I feel that I have said too little of Mr. Pierce in this sketch of the men we knew. I cannot hope to convey an adequate conception of his captivating voice and manner. Surely its source was in genuine kindness of heart. I knew nothing of him as a politician. It was urged against him that he was extremely partial to the South. I know the South 28 honored and loved him always. It was said that "Franklin Pierce could not say 'No'"—a weakness which doubtless caused him a world of trouble in his political relations, but to which he may have owed something of the indescribable charm for which he was conspicuous. Mr. Seward, his political opponent, wrote to his wife: "The President has a very winning way in his manners." I can fully understand the beautiful friendship between him and Nathaniel Hawthorne. How exquisite the answer of the author when chidden because he had dedicated a book to the President, after the latter had become unpopular: "Unpopular, is he? If he is so exceedingly unpopular that his name is enough to sink the volume, there is so much the more need that an old friend should stand by him."

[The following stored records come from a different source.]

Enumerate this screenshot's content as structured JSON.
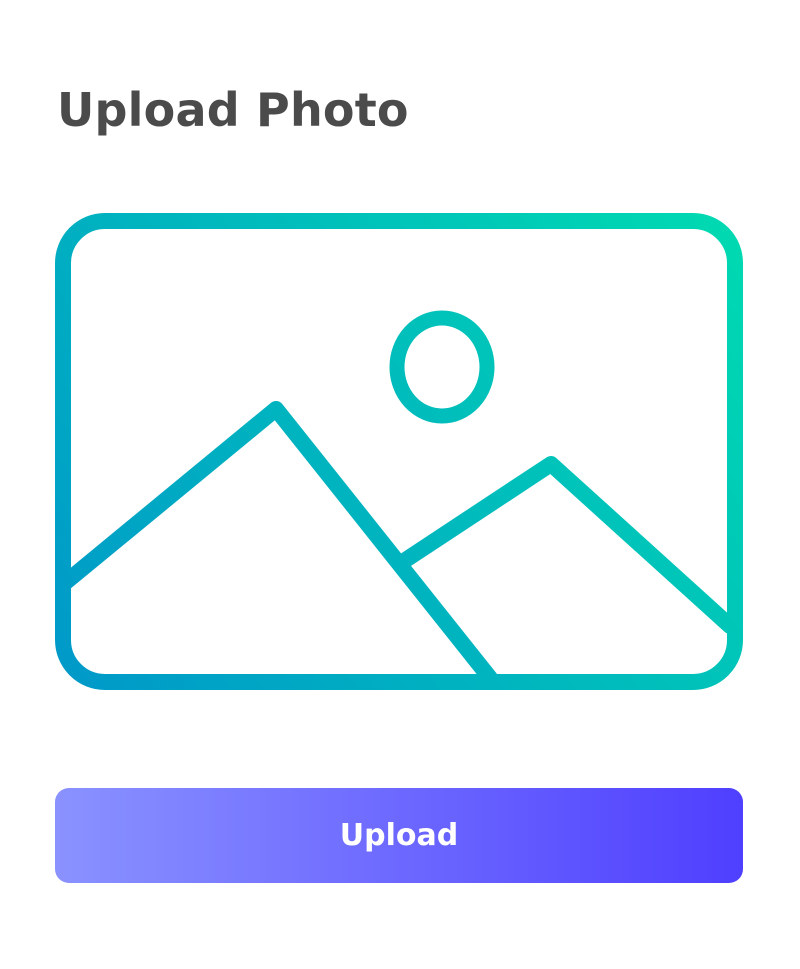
{
  "page": {
    "title": "Upload Photo"
  },
  "placeholder": {
    "icon": "image-placeholder-icon",
    "gradient_top": "#00d8b2",
    "gradient_bottom": "#0099c9"
  },
  "upload_button": {
    "label": "Upload",
    "gradient_left": "#8a92ff",
    "gradient_right": "#4f3fff"
  }
}
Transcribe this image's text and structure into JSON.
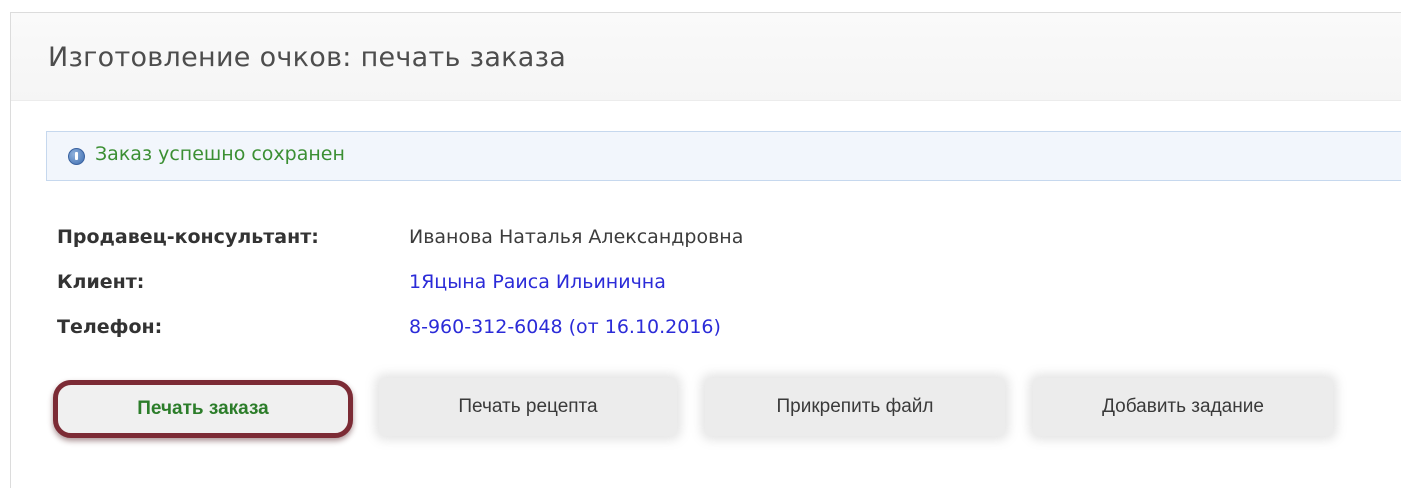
{
  "page": {
    "title": "Изготовление очков: печать заказа"
  },
  "alert": {
    "icon": "info-icon",
    "message": "Заказ успешно сохранен",
    "text_color": "#3b8f33"
  },
  "order_info": {
    "seller": {
      "label": "Продавец-консультант:",
      "value": "Иванова Наталья Александровна"
    },
    "client": {
      "label": "Клиент:",
      "value": "1Яцына Раиса Ильинична"
    },
    "phone": {
      "label": "Телефон:",
      "value": "8-960-312-6048 (от 16.10.2016)"
    }
  },
  "actions": {
    "print_order": "Печать заказа",
    "print_prescription": "Печать рецепта",
    "attach_file": "Прикрепить файл",
    "add_task": "Добавить задание"
  },
  "colors": {
    "link": "#2b2bd8",
    "highlight_border": "#7c2b35",
    "primary_text": "#2c7d2a"
  }
}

Hawthorne had then arrived at the height of his own popularity, while his friend, on account of his fancied Southern sympathies, had lost the friendship of his own people. A bitter lot for a sensitive patriot, who had done his best! "An angel can no more!"

My residence in Washington during the Pierce administration was too short to afford me more than a brief glimpse of the social life of the city, but I keenly enjoyed that glimpse. I had the good fortune to find favor, as I have said, with the old residents, and also with the Hon. W. W. Corcoran, at whose house the best of the old and new could always be found.

There I met many distinguished people. I remember especially General Winfield Scott, Sam 29 Houston, and Washington Irving. General Scott, grand, imposing, and ceremonious, never failed to tell everybody that he had been groomsman for my husband's father—he had been born in Petersburg, Virginia. He addressed all young women as "fair lady." He was a great hero and a splendid old fellow in every particular, and he never for a moment forgot his heroism and his splendor. People called him "vain." So great a man could not be accused of vanity—"the food of fools." He had a reasonable pride in what he had achieved, but his was certainly not the kind of pride that apes humility.

As for old Sam Houston, he had had romance enough in his past life for a dozen heroes. He had lived many years among the Indians, had fought in many wars, had achieved the independence of Texas—what had he not done? Now he was Senator from Texas, very popular, and rather impatient, one might judge, of the confinement and restraints of his position. It was amusing to see the little pages of the Senate Chamber providing him with small bundles of soft pine sticks, which he would smuggle into his desk with a rather shamefaced expression. Doubled up over this desk, his face almost covered with his hanging eyebrows and iron-gray whiskers, he occupied himself in whittling sticks as a safety-valve for unrest while listening to the long speeches, lasting sometimes until midnight. He would prove afterward in his brilliant conversation that he had not lost a word. Sometimes the pine under his knife would take shape in little crosses, amulets, etc. He was known, 30 now and then, to draw from the pocket of his tiger-skin vest an exquisitely carved heart and present it to some young lady whose beauty attracted him.

Then there was Washington Irving,—an old man with but a few years to live. He died before the end of the next administration. One would never think him old,—so keen and alert was he,—but for his trick of suddenly falling asleep for a minute or two in the middle of a conversation. A whisper, "Sh-h-h," would pass from one to another, "Mr. Irving is asleep;" and in a moment he would wake up, rub his hands, and exclaim, "Well, as we were saying," taking up the conversation just where he had left it.

My little sister worshipped Mr. Irving. "Only let me see him," she pleaded; "only let me touch the hand that wrote the 'Sketch Book.'"